**Work item**. Give all of the data again exactly as written, omitting every image.

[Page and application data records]
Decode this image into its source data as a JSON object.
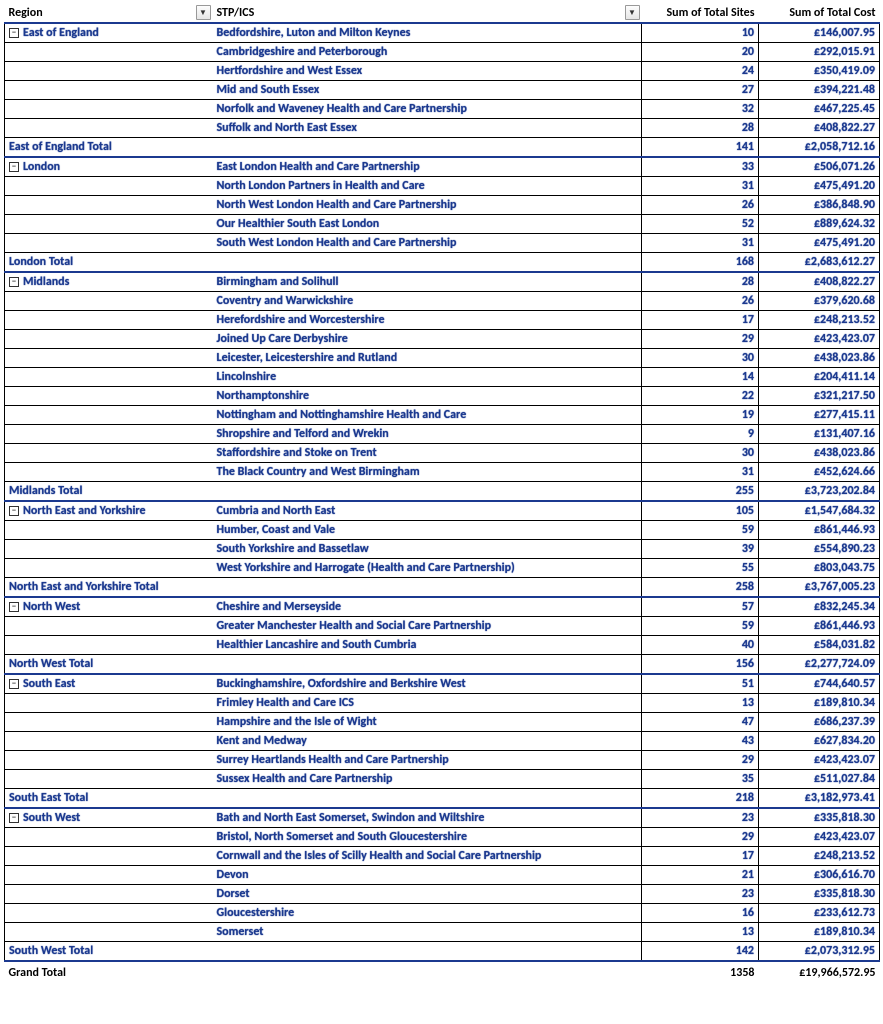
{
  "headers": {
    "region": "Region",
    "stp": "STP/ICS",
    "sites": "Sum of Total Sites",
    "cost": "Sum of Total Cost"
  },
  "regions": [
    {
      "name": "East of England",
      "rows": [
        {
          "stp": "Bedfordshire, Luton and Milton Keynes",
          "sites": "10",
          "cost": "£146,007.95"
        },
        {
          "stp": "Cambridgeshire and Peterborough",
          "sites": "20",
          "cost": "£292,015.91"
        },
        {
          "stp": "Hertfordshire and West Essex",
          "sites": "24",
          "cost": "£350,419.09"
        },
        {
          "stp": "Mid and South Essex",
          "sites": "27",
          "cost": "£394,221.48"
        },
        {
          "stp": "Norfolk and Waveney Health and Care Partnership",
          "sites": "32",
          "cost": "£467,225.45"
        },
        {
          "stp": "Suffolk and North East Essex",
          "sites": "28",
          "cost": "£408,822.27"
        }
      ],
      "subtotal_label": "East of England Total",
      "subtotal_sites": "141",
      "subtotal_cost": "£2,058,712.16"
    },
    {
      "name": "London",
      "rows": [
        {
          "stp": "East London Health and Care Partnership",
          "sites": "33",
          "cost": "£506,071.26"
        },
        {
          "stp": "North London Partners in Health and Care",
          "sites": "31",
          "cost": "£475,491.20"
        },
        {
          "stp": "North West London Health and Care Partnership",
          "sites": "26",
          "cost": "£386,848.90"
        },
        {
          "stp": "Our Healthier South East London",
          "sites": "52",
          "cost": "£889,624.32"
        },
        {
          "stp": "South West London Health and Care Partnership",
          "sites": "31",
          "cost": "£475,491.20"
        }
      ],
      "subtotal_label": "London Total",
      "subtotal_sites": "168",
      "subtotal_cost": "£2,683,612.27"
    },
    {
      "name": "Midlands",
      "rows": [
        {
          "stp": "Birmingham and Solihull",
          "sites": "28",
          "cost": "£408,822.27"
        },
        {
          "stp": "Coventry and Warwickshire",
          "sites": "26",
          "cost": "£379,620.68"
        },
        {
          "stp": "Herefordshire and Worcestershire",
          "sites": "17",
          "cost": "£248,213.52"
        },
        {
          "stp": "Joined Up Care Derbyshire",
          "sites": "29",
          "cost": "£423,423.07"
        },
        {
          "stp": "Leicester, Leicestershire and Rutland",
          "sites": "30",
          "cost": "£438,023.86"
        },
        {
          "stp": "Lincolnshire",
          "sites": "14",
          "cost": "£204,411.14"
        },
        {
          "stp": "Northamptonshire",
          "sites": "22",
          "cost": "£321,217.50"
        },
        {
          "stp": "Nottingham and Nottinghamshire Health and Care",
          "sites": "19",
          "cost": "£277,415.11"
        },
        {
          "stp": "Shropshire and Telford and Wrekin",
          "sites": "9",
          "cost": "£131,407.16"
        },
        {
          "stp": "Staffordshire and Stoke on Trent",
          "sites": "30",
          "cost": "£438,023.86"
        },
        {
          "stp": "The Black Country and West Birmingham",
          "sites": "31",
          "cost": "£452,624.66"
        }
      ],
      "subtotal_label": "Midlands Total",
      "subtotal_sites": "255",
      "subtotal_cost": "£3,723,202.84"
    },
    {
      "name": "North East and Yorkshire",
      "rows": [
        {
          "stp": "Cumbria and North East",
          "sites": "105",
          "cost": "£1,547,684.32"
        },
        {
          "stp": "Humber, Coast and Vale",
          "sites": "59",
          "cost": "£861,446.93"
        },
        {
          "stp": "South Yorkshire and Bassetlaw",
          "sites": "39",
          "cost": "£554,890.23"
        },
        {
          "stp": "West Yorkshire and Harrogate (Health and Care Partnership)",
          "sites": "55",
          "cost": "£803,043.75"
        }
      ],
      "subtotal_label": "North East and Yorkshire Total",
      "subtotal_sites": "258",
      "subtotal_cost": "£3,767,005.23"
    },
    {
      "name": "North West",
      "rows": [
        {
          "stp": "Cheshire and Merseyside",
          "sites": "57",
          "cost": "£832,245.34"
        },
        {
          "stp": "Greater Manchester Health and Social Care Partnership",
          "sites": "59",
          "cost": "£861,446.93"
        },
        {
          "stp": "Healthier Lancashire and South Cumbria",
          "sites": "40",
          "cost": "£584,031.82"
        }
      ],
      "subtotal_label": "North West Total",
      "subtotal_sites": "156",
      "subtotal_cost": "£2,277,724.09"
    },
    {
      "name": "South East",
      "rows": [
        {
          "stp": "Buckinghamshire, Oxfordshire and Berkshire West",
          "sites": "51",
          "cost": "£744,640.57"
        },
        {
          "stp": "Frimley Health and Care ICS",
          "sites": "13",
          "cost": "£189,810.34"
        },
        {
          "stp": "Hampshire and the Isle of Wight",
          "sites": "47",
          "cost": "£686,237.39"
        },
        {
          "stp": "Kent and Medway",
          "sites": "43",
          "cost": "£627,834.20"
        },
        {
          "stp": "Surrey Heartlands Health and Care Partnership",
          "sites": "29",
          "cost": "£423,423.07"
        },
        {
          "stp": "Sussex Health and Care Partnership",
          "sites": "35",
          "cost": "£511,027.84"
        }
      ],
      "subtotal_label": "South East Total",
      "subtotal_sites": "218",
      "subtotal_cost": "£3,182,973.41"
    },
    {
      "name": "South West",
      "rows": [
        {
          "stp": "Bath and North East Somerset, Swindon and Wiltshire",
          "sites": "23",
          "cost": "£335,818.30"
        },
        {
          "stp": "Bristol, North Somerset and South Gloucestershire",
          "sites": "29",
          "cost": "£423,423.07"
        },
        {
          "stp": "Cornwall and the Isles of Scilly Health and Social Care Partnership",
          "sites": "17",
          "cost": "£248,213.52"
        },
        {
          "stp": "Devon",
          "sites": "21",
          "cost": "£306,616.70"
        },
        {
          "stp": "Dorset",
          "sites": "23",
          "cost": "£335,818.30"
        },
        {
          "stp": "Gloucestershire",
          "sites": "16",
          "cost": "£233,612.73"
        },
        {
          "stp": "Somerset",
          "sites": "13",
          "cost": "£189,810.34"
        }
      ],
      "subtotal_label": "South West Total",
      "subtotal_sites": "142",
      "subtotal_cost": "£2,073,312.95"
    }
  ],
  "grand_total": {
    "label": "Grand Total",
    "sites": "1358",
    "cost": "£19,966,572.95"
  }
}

**Response box**.
Decode this image into its source data as a JSON object.
{
  "headers": {
    "region": "Region",
    "stp": "STP/ICS",
    "sites": "Sum of Total Sites",
    "cost": "Sum of Total Cost"
  },
  "regions": [
    {
      "name": "East of England",
      "rows": [
        {
          "stp": "Bedfordshire, Luton and Milton Keynes",
          "sites": "10",
          "cost": "£146,007.95"
        },
        {
          "stp": "Cambridgeshire and Peterborough",
          "sites": "20",
          "cost": "£292,015.91"
        },
        {
          "stp": "Hertfordshire and West Essex",
          "sites": "24",
          "cost": "£350,419.09"
        },
        {
          "stp": "Mid and South Essex",
          "sites": "27",
          "cost": "£394,221.48"
        },
        {
          "stp": "Norfolk and Waveney Health and Care Partnership",
          "sites": "32",
          "cost": "£467,225.45"
        },
        {
          "stp": "Suffolk and North East Essex",
          "sites": "28",
          "cost": "£408,822.27"
        }
      ],
      "subtotal_label": "East of England Total",
      "subtotal_sites": "141",
      "subtotal_cost": "£2,058,712.16"
    },
    {
      "name": "London",
      "rows": [
        {
          "stp": "East London Health and Care Partnership",
          "sites": "33",
          "cost": "£506,071.26"
        },
        {
          "stp": "North London Partners in Health and Care",
          "sites": "31",
          "cost": "£475,491.20"
        },
        {
          "stp": "North West London Health and Care Partnership",
          "sites": "26",
          "cost": "£386,848.90"
        },
        {
          "stp": "Our Healthier South East London",
          "sites": "52",
          "cost": "£889,624.32"
        },
        {
          "stp": "South West London Health and Care Partnership",
          "sites": "31",
          "cost": "£475,491.20"
        }
      ],
      "subtotal_label": "London Total",
      "subtotal_sites": "168",
      "subtotal_cost": "£2,683,612.27"
    },
    {
      "name": "Midlands",
      "rows": [
        {
          "stp": "Birmingham and Solihull",
          "sites": "28",
          "cost": "£408,822.27"
        },
        {
          "stp": "Coventry and Warwickshire",
          "sites": "26",
          "cost": "£379,620.68"
        },
        {
          "stp": "Herefordshire and Worcestershire",
          "sites": "17",
          "cost": "£248,213.52"
        },
        {
          "stp": "Joined Up Care Derbyshire",
          "sites": "29",
          "cost": "£423,423.07"
        },
        {
          "stp": "Leicester, Leicestershire and Rutland",
          "sites": "30",
          "cost": "£438,023.86"
        },
        {
          "stp": "Lincolnshire",
          "sites": "14",
          "cost": "£204,411.14"
        },
        {
          "stp": "Northamptonshire",
          "sites": "22",
          "cost": "£321,217.50"
        },
        {
          "stp": "Nottingham and Nottinghamshire Health and Care",
          "sites": "19",
          "cost": "£277,415.11"
        },
        {
          "stp": "Shropshire and Telford and Wrekin",
          "sites": "9",
          "cost": "£131,407.16"
        },
        {
          "stp": "Staffordshire and Stoke on Trent",
          "sites": "30",
          "cost": "£438,023.86"
        },
        {
          "stp": "The Black Country and West Birmingham",
          "sites": "31",
          "cost": "£452,624.66"
        }
      ],
      "subtotal_label": "Midlands Total",
      "subtotal_sites": "255",
      "subtotal_cost": "£3,723,202.84"
    },
    {
      "name": "North East and Yorkshire",
      "rows": [
        {
          "stp": "Cumbria and North East",
          "sites": "105",
          "cost": "£1,547,684.32"
        },
        {
          "stp": "Humber, Coast and Vale",
          "sites": "59",
          "cost": "£861,446.93"
        },
        {
          "stp": "South Yorkshire and Bassetlaw",
          "sites": "39",
          "cost": "£554,890.23"
        },
        {
          "stp": "West Yorkshire and Harrogate (Health and Care Partnership)",
          "sites": "55",
          "cost": "£803,043.75"
        }
      ],
      "subtotal_label": "North East and Yorkshire Total",
      "subtotal_sites": "258",
      "subtotal_cost": "£3,767,005.23"
    },
    {
      "name": "North West",
      "rows": [
        {
          "stp": "Cheshire and Merseyside",
          "sites": "57",
          "cost": "£832,245.34"
        },
        {
          "stp": "Greater Manchester Health and Social Care Partnership",
          "sites": "59",
          "cost": "£861,446.93"
        },
        {
          "stp": "Healthier Lancashire and South Cumbria",
          "sites": "40",
          "cost": "£584,031.82"
        }
      ],
      "subtotal_label": "North West Total",
      "subtotal_sites": "156",
      "subtotal_cost": "£2,277,724.09"
    },
    {
      "name": "South East",
      "rows": [
        {
          "stp": "Buckinghamshire, Oxfordshire and Berkshire West",
          "sites": "51",
          "cost": "£744,640.57"
        },
        {
          "stp": "Frimley Health and Care ICS",
          "sites": "13",
          "cost": "£189,810.34"
        },
        {
          "stp": "Hampshire and the Isle of Wight",
          "sites": "47",
          "cost": "£686,237.39"
        },
        {
          "stp": "Kent and Medway",
          "sites": "43",
          "cost": "£627,834.20"
        },
        {
          "stp": "Surrey Heartlands Health and Care Partnership",
          "sites": "29",
          "cost": "£423,423.07"
        },
        {
          "stp": "Sussex Health and Care Partnership",
          "sites": "35",
          "cost": "£511,027.84"
        }
      ],
      "subtotal_label": "South East Total",
      "subtotal_sites": "218",
      "subtotal_cost": "£3,182,973.41"
    },
    {
      "name": "South West",
      "rows": [
        {
          "stp": "Bath and North East Somerset, Swindon and Wiltshire",
          "sites": "23",
          "cost": "£335,818.30"
        },
        {
          "stp": "Bristol, North Somerset and South Gloucestershire",
          "sites": "29",
          "cost": "£423,423.07"
        },
        {
          "stp": "Cornwall and the Isles of Scilly Health and Social Care Partnership",
          "sites": "17",
          "cost": "£248,213.52"
        },
        {
          "stp": "Devon",
          "sites": "21",
          "cost": "£306,616.70"
        },
        {
          "stp": "Dorset",
          "sites": "23",
          "cost": "£335,818.30"
        },
        {
          "stp": "Gloucestershire",
          "sites": "16",
          "cost": "£233,612.73"
        },
        {
          "stp": "Somerset",
          "sites": "13",
          "cost": "£189,810.34"
        }
      ],
      "subtotal_label": "South West Total",
      "subtotal_sites": "142",
      "subtotal_cost": "£2,073,312.95"
    }
  ],
  "grand_total": {
    "label": "Grand Total",
    "sites": "1358",
    "cost": "£19,966,572.95"
  }
}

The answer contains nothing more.